▶ What this task involves
Once you find a line containing the word "value" in the entries below, copy it.

▶ Information provided
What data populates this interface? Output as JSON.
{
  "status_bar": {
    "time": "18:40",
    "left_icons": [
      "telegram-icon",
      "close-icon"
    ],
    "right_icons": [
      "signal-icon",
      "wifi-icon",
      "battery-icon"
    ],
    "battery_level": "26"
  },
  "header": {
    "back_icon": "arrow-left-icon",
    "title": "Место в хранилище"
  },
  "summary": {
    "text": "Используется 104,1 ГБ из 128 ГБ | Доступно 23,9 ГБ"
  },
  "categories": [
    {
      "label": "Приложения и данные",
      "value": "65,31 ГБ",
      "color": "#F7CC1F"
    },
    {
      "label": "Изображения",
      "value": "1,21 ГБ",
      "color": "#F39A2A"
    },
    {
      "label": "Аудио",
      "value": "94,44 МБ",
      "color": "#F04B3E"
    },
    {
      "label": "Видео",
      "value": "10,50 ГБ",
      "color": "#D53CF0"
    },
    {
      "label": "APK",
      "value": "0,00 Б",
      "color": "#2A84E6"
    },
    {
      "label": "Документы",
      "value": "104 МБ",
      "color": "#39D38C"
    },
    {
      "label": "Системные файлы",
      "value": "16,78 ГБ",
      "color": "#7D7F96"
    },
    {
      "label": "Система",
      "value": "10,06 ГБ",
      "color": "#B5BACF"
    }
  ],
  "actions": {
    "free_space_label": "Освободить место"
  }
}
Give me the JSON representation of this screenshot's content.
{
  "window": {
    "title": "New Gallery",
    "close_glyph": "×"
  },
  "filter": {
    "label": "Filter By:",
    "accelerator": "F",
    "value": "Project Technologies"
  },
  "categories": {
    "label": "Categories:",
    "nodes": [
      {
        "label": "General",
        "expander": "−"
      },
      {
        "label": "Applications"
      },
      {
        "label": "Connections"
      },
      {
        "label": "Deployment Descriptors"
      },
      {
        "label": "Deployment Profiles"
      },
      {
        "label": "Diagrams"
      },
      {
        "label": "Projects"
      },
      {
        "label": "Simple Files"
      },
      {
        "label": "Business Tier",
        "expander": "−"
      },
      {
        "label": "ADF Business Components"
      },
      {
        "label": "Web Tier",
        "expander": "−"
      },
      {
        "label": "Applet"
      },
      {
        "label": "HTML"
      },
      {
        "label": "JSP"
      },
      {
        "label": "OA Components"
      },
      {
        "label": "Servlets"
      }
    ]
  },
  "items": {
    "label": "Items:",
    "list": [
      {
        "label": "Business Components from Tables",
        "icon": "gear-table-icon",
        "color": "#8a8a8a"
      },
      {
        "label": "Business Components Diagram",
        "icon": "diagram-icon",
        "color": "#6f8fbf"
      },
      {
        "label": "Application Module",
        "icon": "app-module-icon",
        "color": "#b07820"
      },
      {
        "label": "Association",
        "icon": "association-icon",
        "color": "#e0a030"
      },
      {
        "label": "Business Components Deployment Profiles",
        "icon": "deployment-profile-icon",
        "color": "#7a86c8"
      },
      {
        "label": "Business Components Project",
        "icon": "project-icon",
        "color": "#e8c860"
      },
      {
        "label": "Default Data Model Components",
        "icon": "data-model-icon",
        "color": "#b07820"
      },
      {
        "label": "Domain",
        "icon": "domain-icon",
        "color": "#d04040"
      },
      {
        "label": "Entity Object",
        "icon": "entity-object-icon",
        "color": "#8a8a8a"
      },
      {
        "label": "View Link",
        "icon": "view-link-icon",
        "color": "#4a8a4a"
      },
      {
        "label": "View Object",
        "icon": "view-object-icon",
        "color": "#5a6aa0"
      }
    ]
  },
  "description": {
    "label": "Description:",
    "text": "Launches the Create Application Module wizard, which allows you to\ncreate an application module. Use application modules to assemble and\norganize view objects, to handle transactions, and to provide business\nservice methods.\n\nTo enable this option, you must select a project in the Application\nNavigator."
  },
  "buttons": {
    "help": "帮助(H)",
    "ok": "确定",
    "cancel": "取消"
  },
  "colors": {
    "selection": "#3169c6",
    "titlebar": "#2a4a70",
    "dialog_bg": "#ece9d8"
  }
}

▶ Output for this task
      "value": "65,31 ГБ",
      "value": "1,21 ГБ",
      "value": "94,44 МБ",
      "value": "10,50 ГБ",
      "value": "0,00 Б",
      "value": "104 МБ",
      "value": "16,78 ГБ",
      "value": "10,06 ГБ",
    "value": "Project Technologies"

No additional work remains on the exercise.